Marital sleuths typically rely on old-fashioned legwork to verify suitors and their families' social and financial background — tailing targets around the clock for a week or so, and conducting clandestine inquiries with neighbors, friends and co-workers to unearth any possible dirt. "That's the only way you can really discover the character of a person, which is what most of our clients want," says Singh. "And character is simply decided by whether someone has had a previous sexual relationship."

Indian magazines and newspapers may be full of surveys attesting to loosening sexual strictures among the swelling middle class, but scratch beneath the surface of liberated young India and you will often find the same old social conservatism — especially when it comes to marriage. "The thrust remains on preserving family and social stability and cohesion," says Delhi-based sociologist Patricia Oberoi. "Most youngsters are still committed to maintaining their social position through marriage... studies show that as many as 80% youngsters opine arranged marriages are best."

Divorce and property issues get messy when laws of more than one country are involved, so people are extra careful when dealing with émigré suitors. Singh says more and more people are also approaching him for caste verification. In the Hindu system, everyone is born into a caste. Traditionally marriages took place only within castes, and there was little social or economic mobility. That is changing as society evolves, and government affirmative action programs mean an increasing number of lower-caste members now have good jobs and nice houses. Some have taken on upper-caste surnames to avoid lingering stigmas. "But when it comes to marriage, parents want to ensure their children are marrying into the right caste and lineage and are not being deceived," Singh says.

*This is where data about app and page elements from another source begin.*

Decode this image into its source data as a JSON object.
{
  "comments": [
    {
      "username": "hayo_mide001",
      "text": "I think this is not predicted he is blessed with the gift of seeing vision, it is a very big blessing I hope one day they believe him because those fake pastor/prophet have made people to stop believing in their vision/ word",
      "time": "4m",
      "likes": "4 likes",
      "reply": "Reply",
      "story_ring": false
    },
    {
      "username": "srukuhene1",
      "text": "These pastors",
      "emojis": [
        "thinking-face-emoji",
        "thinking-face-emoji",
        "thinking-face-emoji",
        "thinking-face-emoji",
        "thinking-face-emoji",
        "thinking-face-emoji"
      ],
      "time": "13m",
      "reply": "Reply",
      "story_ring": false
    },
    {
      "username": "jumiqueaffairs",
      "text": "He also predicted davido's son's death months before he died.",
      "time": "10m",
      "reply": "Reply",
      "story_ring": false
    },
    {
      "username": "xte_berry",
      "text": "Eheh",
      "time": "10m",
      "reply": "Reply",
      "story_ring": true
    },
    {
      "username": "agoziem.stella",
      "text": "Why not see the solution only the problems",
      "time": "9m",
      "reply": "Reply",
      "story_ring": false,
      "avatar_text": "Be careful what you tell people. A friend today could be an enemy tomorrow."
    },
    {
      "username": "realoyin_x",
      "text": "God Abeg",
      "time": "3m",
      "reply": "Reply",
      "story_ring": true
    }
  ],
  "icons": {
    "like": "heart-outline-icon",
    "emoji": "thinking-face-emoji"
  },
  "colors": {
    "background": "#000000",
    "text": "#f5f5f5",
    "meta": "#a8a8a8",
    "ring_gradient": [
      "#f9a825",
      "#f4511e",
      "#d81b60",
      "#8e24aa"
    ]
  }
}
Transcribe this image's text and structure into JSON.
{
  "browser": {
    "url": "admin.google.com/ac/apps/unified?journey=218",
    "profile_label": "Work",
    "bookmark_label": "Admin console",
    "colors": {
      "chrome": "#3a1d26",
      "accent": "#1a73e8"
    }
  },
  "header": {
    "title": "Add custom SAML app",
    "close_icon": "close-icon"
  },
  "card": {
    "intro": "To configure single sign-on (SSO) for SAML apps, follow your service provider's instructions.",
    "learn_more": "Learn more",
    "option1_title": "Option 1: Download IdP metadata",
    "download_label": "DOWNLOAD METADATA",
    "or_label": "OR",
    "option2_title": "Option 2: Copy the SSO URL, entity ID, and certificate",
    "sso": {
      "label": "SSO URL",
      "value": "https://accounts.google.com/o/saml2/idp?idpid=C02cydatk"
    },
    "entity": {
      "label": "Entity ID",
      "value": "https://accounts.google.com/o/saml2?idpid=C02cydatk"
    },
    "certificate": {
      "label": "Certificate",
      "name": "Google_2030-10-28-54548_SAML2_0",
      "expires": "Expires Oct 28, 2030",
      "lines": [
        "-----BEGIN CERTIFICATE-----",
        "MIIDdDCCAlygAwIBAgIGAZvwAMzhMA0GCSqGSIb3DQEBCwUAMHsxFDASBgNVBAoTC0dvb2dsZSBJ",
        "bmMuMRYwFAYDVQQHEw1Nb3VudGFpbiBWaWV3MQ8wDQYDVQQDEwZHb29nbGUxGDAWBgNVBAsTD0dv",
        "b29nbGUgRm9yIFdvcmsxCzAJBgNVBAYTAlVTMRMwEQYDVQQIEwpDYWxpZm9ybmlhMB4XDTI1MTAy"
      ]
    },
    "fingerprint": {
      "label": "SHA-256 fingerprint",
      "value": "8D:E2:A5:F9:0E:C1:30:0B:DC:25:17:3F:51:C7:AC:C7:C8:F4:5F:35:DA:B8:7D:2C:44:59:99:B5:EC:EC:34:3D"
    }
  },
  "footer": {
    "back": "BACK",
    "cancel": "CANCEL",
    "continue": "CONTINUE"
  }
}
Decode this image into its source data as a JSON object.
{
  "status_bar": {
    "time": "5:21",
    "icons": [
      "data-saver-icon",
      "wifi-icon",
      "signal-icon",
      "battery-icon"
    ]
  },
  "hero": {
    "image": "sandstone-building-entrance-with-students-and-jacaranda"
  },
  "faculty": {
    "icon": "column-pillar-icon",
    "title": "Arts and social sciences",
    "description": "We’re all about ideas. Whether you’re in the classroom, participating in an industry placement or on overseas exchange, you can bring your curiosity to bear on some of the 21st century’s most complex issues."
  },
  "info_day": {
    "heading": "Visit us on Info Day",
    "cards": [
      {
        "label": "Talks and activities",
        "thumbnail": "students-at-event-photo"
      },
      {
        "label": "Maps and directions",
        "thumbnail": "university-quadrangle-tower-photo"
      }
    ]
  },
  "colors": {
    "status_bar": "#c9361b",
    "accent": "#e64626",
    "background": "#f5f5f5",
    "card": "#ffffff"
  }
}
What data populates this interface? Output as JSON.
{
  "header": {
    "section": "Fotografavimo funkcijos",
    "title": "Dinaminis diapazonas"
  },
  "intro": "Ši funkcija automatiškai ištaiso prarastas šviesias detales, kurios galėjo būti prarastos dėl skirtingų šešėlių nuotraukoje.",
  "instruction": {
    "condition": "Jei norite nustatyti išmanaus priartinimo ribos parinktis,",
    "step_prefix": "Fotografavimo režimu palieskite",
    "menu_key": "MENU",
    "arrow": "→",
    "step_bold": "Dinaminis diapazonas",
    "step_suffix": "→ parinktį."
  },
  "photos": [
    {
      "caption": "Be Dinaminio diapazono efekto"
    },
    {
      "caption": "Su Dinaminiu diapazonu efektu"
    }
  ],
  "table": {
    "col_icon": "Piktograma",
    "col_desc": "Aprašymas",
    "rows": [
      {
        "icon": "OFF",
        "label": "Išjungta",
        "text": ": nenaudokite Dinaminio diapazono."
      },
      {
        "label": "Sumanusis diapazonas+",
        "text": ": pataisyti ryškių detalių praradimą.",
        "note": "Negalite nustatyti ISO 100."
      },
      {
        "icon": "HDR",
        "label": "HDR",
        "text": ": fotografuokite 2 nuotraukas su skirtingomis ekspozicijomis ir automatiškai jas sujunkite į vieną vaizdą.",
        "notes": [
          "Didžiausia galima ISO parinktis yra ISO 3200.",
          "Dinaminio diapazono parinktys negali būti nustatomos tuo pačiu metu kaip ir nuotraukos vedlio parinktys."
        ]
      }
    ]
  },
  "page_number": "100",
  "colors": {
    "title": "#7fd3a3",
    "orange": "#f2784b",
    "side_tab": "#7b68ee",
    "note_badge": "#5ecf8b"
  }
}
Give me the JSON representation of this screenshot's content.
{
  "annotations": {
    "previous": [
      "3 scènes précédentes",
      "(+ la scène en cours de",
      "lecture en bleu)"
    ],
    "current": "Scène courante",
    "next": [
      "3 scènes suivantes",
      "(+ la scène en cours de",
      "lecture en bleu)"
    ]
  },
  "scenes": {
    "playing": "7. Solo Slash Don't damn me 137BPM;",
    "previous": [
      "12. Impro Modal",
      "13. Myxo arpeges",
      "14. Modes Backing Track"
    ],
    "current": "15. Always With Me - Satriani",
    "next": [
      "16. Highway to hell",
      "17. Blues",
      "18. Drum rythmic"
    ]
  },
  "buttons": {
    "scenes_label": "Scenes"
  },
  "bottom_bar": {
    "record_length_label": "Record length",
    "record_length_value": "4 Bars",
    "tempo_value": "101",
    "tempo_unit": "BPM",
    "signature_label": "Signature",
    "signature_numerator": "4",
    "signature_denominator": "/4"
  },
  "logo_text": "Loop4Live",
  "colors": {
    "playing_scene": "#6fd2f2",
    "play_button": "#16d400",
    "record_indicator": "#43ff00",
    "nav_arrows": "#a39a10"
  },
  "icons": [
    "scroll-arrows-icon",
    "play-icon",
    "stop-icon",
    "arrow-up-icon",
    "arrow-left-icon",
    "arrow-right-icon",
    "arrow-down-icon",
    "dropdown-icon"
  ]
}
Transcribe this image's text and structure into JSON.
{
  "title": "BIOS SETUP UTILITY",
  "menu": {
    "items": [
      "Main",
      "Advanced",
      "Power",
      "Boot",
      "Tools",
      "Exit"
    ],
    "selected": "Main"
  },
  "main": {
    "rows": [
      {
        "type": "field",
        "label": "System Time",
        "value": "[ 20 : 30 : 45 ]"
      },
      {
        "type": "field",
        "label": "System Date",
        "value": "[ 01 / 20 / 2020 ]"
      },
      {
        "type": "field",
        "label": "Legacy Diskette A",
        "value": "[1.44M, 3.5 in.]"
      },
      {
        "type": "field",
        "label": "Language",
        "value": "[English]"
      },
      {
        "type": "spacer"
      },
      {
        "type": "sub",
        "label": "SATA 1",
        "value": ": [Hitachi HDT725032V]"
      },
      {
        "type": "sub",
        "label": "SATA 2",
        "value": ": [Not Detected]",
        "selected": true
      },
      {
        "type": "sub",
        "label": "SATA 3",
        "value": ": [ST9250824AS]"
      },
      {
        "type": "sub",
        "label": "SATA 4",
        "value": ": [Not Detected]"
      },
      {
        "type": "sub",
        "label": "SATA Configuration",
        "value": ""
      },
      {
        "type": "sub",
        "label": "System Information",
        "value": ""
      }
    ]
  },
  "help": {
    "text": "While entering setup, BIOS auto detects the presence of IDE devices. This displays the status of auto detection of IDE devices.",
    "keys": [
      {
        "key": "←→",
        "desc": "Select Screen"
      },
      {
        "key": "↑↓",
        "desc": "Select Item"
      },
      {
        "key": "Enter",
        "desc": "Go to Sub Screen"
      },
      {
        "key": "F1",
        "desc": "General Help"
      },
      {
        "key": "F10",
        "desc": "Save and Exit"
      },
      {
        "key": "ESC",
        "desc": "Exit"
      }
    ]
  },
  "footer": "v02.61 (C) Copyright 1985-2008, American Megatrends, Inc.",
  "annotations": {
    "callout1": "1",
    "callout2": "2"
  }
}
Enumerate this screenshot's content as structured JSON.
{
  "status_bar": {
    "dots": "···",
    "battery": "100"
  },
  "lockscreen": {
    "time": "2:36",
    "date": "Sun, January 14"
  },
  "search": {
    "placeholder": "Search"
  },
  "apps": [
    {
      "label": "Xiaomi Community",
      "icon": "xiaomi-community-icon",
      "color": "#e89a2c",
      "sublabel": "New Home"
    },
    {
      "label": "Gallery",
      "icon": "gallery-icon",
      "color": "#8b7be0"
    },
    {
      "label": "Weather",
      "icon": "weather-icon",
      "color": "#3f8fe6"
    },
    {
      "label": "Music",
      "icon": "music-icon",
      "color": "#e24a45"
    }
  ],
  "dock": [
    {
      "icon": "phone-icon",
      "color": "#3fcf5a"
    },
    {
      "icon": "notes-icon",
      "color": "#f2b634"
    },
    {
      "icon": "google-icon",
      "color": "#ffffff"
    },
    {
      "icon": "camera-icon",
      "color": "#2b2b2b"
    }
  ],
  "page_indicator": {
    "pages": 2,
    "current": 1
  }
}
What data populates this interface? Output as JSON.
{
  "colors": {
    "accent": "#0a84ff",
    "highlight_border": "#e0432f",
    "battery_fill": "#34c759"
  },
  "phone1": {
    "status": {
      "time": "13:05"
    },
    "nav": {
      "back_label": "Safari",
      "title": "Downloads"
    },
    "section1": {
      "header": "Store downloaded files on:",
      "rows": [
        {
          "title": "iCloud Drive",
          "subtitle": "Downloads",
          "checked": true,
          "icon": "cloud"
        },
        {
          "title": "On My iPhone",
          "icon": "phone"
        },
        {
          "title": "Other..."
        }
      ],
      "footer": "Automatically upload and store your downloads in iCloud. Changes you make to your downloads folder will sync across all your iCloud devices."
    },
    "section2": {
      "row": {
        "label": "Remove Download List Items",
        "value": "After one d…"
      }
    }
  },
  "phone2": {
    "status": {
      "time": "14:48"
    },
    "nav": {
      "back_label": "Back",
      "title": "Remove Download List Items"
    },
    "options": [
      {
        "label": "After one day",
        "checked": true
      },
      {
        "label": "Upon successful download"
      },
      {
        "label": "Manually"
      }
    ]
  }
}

All of which means roaring business for private eyes. The government has recently proposed a Private Detective Agencies Bill to regulate the industry and set minimum qualifications and training standards. Singh supports the move: "It will weed out fly-by-night operators and bring the job the respect it deserves," he says.